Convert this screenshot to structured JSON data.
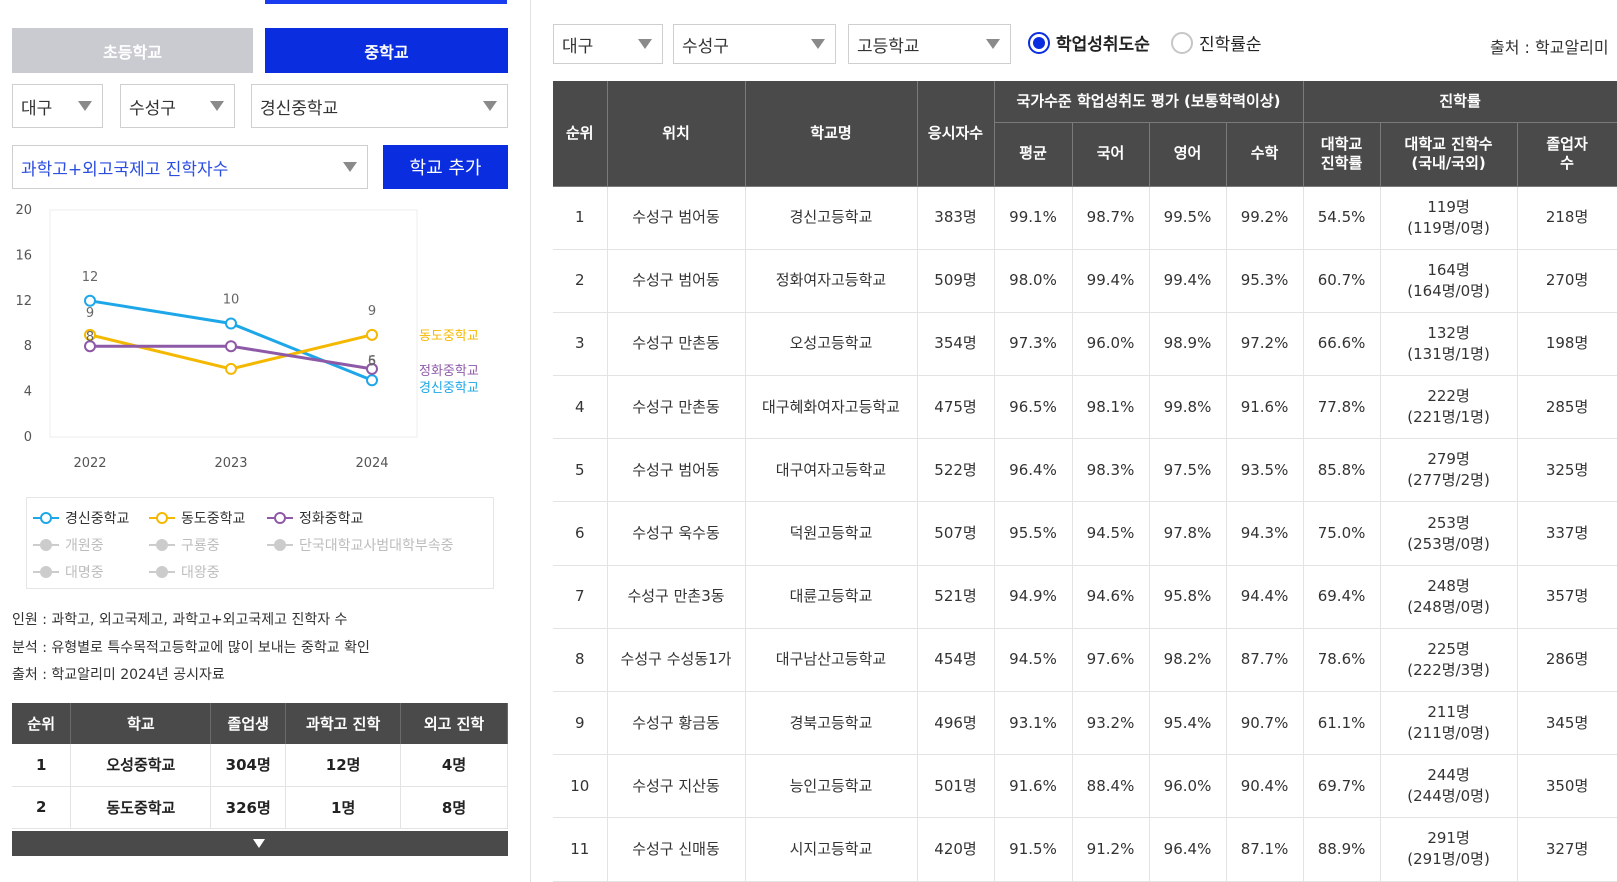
{
  "left": {
    "tabs": [
      {
        "label": "초등학교",
        "active": false
      },
      {
        "label": "중학교",
        "active": true
      }
    ],
    "region": "대구",
    "district": "수성구",
    "school": "경신중학교",
    "metric": "과학고+외고국제고 진학자수",
    "add_button": "학교 추가",
    "chart_data": {
      "type": "line",
      "x": [
        "2022",
        "2023",
        "2024"
      ],
      "ylim": [
        0,
        20
      ],
      "yticks": [
        "0",
        "4",
        "8",
        "12",
        "16",
        "20"
      ],
      "series": [
        {
          "name": "경신중학교",
          "color": "#1ea7e8",
          "values": [
            12,
            10,
            5
          ]
        },
        {
          "name": "동도중학교",
          "color": "#f5b800",
          "values": [
            9,
            6,
            9
          ]
        },
        {
          "name": "정화중학교",
          "color": "#8e5aa8",
          "values": [
            8,
            8,
            6
          ]
        }
      ],
      "point_labels": [
        {
          "series": 0,
          "index": 0,
          "text": "12"
        },
        {
          "series": 0,
          "index": 1,
          "text": "10"
        },
        {
          "series": 1,
          "index": 0,
          "text": "9"
        },
        {
          "series": 2,
          "index": 0,
          "text": "8"
        },
        {
          "series": 1,
          "index": 2,
          "text": "9"
        },
        {
          "series": 2,
          "index": 2,
          "text": "6"
        },
        {
          "series": 0,
          "index": 2,
          "text": "5"
        }
      ],
      "end_labels": [
        {
          "text": "동도중학교",
          "color": "#f5b800"
        },
        {
          "text": "정화중학교",
          "color": "#8e5aa8"
        },
        {
          "text": "경신중학교",
          "color": "#1ea7e8"
        }
      ],
      "grid": false
    },
    "legend": [
      {
        "label": "경신중학교",
        "color": "#1ea7e8",
        "active": true
      },
      {
        "label": "동도중학교",
        "color": "#f5b800",
        "active": true
      },
      {
        "label": "정화중학교",
        "color": "#8e5aa8",
        "active": true
      },
      {
        "label": "개원중",
        "color": "#cccccc",
        "active": false
      },
      {
        "label": "구룡중",
        "color": "#cccccc",
        "active": false
      },
      {
        "label": "단국대학교사범대학부속중",
        "color": "#cccccc",
        "active": false
      },
      {
        "label": "대명중",
        "color": "#cccccc",
        "active": false
      },
      {
        "label": "대왕중",
        "color": "#cccccc",
        "active": false
      }
    ],
    "notes": [
      "인원 : 과학고, 외고국제고, 과학고+외고국제고 진학자 수",
      "분석 : 유형별로 특수목적고등학교에 많이 보내는 중학교 확인",
      "출처 : 학교알리미 2024년 공시자료"
    ],
    "mini_table": {
      "headers": [
        "순위",
        "학교",
        "졸업생",
        "과학고 진학",
        "외고 진학"
      ],
      "rows": [
        [
          "1",
          "오성중학교",
          "304명",
          "12명",
          "4명"
        ],
        [
          "2",
          "동도중학교",
          "326명",
          "1명",
          "8명"
        ]
      ]
    }
  },
  "right": {
    "region": "대구",
    "district": "수성구",
    "level": "고등학교",
    "sort_options": [
      {
        "label": "학업성취도순",
        "selected": true
      },
      {
        "label": "진학률순",
        "selected": false
      }
    ],
    "source": "출처 : 학교알리미",
    "header": {
      "rank": "순위",
      "location": "위치",
      "name": "학교명",
      "takers": "응시자수",
      "group_achievement": "국가수준 학업성취도 평가 (보통학력이상)",
      "avg": "평균",
      "korean": "국어",
      "english": "영어",
      "math": "수학",
      "group_progress": "진학률",
      "univ_rate_1": "대학교",
      "univ_rate_2": "진학률",
      "univ_count_1": "대학교 진학수",
      "univ_count_2": "(국내/국외)",
      "grad_1": "졸업자",
      "grad_2": "수"
    },
    "rows": [
      {
        "rank": "1",
        "loc": "수성구 범어동",
        "name": "경신고등학교",
        "takers": "383명",
        "avg": "99.1%",
        "kor": "98.7%",
        "eng": "99.5%",
        "math": "99.2%",
        "rate": "54.5%",
        "cnt": "119명",
        "cnt2": "(119명/0명)",
        "grad": "218명"
      },
      {
        "rank": "2",
        "loc": "수성구 범어동",
        "name": "정화여자고등학교",
        "takers": "509명",
        "avg": "98.0%",
        "kor": "99.4%",
        "eng": "99.4%",
        "math": "95.3%",
        "rate": "60.7%",
        "cnt": "164명",
        "cnt2": "(164명/0명)",
        "grad": "270명"
      },
      {
        "rank": "3",
        "loc": "수성구 만촌동",
        "name": "오성고등학교",
        "takers": "354명",
        "avg": "97.3%",
        "kor": "96.0%",
        "eng": "98.9%",
        "math": "97.2%",
        "rate": "66.6%",
        "cnt": "132명",
        "cnt2": "(131명/1명)",
        "grad": "198명"
      },
      {
        "rank": "4",
        "loc": "수성구 만촌동",
        "name": "대구혜화여자고등학교",
        "takers": "475명",
        "avg": "96.5%",
        "kor": "98.1%",
        "eng": "99.8%",
        "math": "91.6%",
        "rate": "77.8%",
        "cnt": "222명",
        "cnt2": "(221명/1명)",
        "grad": "285명"
      },
      {
        "rank": "5",
        "loc": "수성구 범어동",
        "name": "대구여자고등학교",
        "takers": "522명",
        "avg": "96.4%",
        "kor": "98.3%",
        "eng": "97.5%",
        "math": "93.5%",
        "rate": "85.8%",
        "cnt": "279명",
        "cnt2": "(277명/2명)",
        "grad": "325명"
      },
      {
        "rank": "6",
        "loc": "수성구 욱수동",
        "name": "덕원고등학교",
        "takers": "507명",
        "avg": "95.5%",
        "kor": "94.5%",
        "eng": "97.8%",
        "math": "94.3%",
        "rate": "75.0%",
        "cnt": "253명",
        "cnt2": "(253명/0명)",
        "grad": "337명"
      },
      {
        "rank": "7",
        "loc": "수성구 만촌3동",
        "name": "대륜고등학교",
        "takers": "521명",
        "avg": "94.9%",
        "kor": "94.6%",
        "eng": "95.8%",
        "math": "94.4%",
        "rate": "69.4%",
        "cnt": "248명",
        "cnt2": "(248명/0명)",
        "grad": "357명"
      },
      {
        "rank": "8",
        "loc": "수성구 수성동1가",
        "name": "대구남산고등학교",
        "takers": "454명",
        "avg": "94.5%",
        "kor": "97.6%",
        "eng": "98.2%",
        "math": "87.7%",
        "rate": "78.6%",
        "cnt": "225명",
        "cnt2": "(222명/3명)",
        "grad": "286명"
      },
      {
        "rank": "9",
        "loc": "수성구 황금동",
        "name": "경북고등학교",
        "takers": "496명",
        "avg": "93.1%",
        "kor": "93.2%",
        "eng": "95.4%",
        "math": "90.7%",
        "rate": "61.1%",
        "cnt": "211명",
        "cnt2": "(211명/0명)",
        "grad": "345명"
      },
      {
        "rank": "10",
        "loc": "수성구 지산동",
        "name": "능인고등학교",
        "takers": "501명",
        "avg": "91.6%",
        "kor": "88.4%",
        "eng": "96.0%",
        "math": "90.4%",
        "rate": "69.7%",
        "cnt": "244명",
        "cnt2": "(244명/0명)",
        "grad": "350명"
      },
      {
        "rank": "11",
        "loc": "수성구 신매동",
        "name": "시지고등학교",
        "takers": "420명",
        "avg": "91.5%",
        "kor": "91.2%",
        "eng": "96.4%",
        "math": "87.1%",
        "rate": "88.9%",
        "cnt": "291명",
        "cnt2": "(291명/0명)",
        "grad": "327명"
      }
    ]
  }
}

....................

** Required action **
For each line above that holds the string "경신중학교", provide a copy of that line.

** Result below **
    "school": "경신중학교",
          "name": "경신중학교",
          "text": "경신중학교",
        "label": "경신중학교",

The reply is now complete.